*Exercise instructions*
Would you return all of this data exactly, leaving nothing out?

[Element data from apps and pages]
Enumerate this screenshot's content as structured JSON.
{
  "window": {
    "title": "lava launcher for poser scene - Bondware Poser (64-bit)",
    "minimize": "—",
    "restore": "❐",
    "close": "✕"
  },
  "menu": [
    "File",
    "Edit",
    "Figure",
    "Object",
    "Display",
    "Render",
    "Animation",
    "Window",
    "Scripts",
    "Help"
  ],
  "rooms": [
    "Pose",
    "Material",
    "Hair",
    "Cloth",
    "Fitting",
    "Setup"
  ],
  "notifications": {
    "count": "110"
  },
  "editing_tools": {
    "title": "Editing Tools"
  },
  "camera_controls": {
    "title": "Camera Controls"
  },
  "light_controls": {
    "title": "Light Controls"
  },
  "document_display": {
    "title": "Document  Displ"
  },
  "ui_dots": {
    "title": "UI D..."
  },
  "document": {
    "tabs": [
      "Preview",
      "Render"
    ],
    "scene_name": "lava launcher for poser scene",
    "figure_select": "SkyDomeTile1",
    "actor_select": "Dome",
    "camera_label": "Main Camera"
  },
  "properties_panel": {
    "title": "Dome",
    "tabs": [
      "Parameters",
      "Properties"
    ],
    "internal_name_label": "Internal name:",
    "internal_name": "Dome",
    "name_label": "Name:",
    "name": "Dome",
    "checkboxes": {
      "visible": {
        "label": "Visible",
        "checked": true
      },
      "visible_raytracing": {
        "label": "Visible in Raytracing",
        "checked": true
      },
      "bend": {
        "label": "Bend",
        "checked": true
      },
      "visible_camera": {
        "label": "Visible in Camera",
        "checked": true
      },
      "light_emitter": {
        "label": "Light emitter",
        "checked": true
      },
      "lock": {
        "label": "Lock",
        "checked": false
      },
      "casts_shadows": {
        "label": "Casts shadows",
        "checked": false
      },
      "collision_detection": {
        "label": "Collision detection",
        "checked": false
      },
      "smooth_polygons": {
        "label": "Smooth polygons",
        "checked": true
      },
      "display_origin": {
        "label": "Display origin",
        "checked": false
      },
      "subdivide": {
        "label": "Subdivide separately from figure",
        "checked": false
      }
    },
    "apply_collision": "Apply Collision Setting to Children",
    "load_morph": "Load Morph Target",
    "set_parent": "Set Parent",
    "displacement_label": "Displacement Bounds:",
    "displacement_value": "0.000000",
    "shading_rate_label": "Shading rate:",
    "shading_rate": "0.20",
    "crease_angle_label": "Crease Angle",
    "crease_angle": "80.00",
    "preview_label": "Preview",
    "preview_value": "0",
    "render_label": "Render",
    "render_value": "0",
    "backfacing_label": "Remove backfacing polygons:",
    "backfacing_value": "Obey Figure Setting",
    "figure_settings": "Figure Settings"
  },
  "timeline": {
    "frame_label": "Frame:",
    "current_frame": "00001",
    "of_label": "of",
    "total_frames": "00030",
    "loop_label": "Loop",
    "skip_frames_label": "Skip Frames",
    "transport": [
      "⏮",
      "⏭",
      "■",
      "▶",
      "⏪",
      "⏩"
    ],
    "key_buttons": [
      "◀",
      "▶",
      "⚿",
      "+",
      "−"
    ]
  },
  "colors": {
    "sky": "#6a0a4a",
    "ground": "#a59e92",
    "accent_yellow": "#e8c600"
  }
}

*Response area*
Enumerate this screenshot's content as structured JSON.
{
  "window": {
    "title": "lava launcher for poser scene - Bondware Poser (64-bit)",
    "minimize": "—",
    "restore": "❐",
    "close": "✕"
  },
  "menu": [
    "File",
    "Edit",
    "Figure",
    "Object",
    "Display",
    "Render",
    "Animation",
    "Window",
    "Scripts",
    "Help"
  ],
  "rooms": [
    "Pose",
    "Material",
    "Hair",
    "Cloth",
    "Fitting",
    "Setup"
  ],
  "notifications": {
    "count": "110"
  },
  "editing_tools": {
    "title": "Editing Tools"
  },
  "camera_controls": {
    "title": "Camera Controls"
  },
  "light_controls": {
    "title": "Light Controls"
  },
  "document_display": {
    "title": "Document  Displ"
  },
  "ui_dots": {
    "title": "UI D..."
  },
  "document": {
    "tabs": [
      "Preview",
      "Render"
    ],
    "scene_name": "lava launcher for poser scene",
    "figure_select": "SkyDomeTile1",
    "actor_select": "Dome",
    "camera_label": "Main Camera"
  },
  "properties_panel": {
    "title": "Dome",
    "tabs": [
      "Parameters",
      "Properties"
    ],
    "internal_name_label": "Internal name:",
    "internal_name": "Dome",
    "name_label": "Name:",
    "name": "Dome",
    "checkboxes": {
      "visible": {
        "label": "Visible",
        "checked": true
      },
      "visible_raytracing": {
        "label": "Visible in Raytracing",
        "checked": true
      },
      "bend": {
        "label": "Bend",
        "checked": true
      },
      "visible_camera": {
        "label": "Visible in Camera",
        "checked": true
      },
      "light_emitter": {
        "label": "Light emitter",
        "checked": true
      },
      "lock": {
        "label": "Lock",
        "checked": false
      },
      "casts_shadows": {
        "label": "Casts shadows",
        "checked": false
      },
      "collision_detection": {
        "label": "Collision detection",
        "checked": false
      },
      "smooth_polygons": {
        "label": "Smooth polygons",
        "checked": true
      },
      "display_origin": {
        "label": "Display origin",
        "checked": false
      },
      "subdivide": {
        "label": "Subdivide separately from figure",
        "checked": false
      }
    },
    "apply_collision": "Apply Collision Setting to Children",
    "load_morph": "Load Morph Target",
    "set_parent": "Set Parent",
    "displacement_label": "Displacement Bounds:",
    "displacement_value": "0.000000",
    "shading_rate_label": "Shading rate:",
    "shading_rate": "0.20",
    "crease_angle_label": "Crease Angle",
    "crease_angle": "80.00",
    "preview_label": "Preview",
    "preview_value": "0",
    "render_label": "Render",
    "render_value": "0",
    "backfacing_label": "Remove backfacing polygons:",
    "backfacing_value": "Obey Figure Setting",
    "figure_settings": "Figure Settings"
  },
  "timeline": {
    "frame_label": "Frame:",
    "current_frame": "00001",
    "of_label": "of",
    "total_frames": "00030",
    "loop_label": "Loop",
    "skip_frames_label": "Skip Frames",
    "transport": [
      "⏮",
      "⏭",
      "■",
      "▶",
      "⏪",
      "⏩"
    ],
    "key_buttons": [
      "◀",
      "▶",
      "⚿",
      "+",
      "−"
    ]
  },
  "colors": {
    "sky": "#6a0a4a",
    "ground": "#a59e92",
    "accent_yellow": "#e8c600"
  }
}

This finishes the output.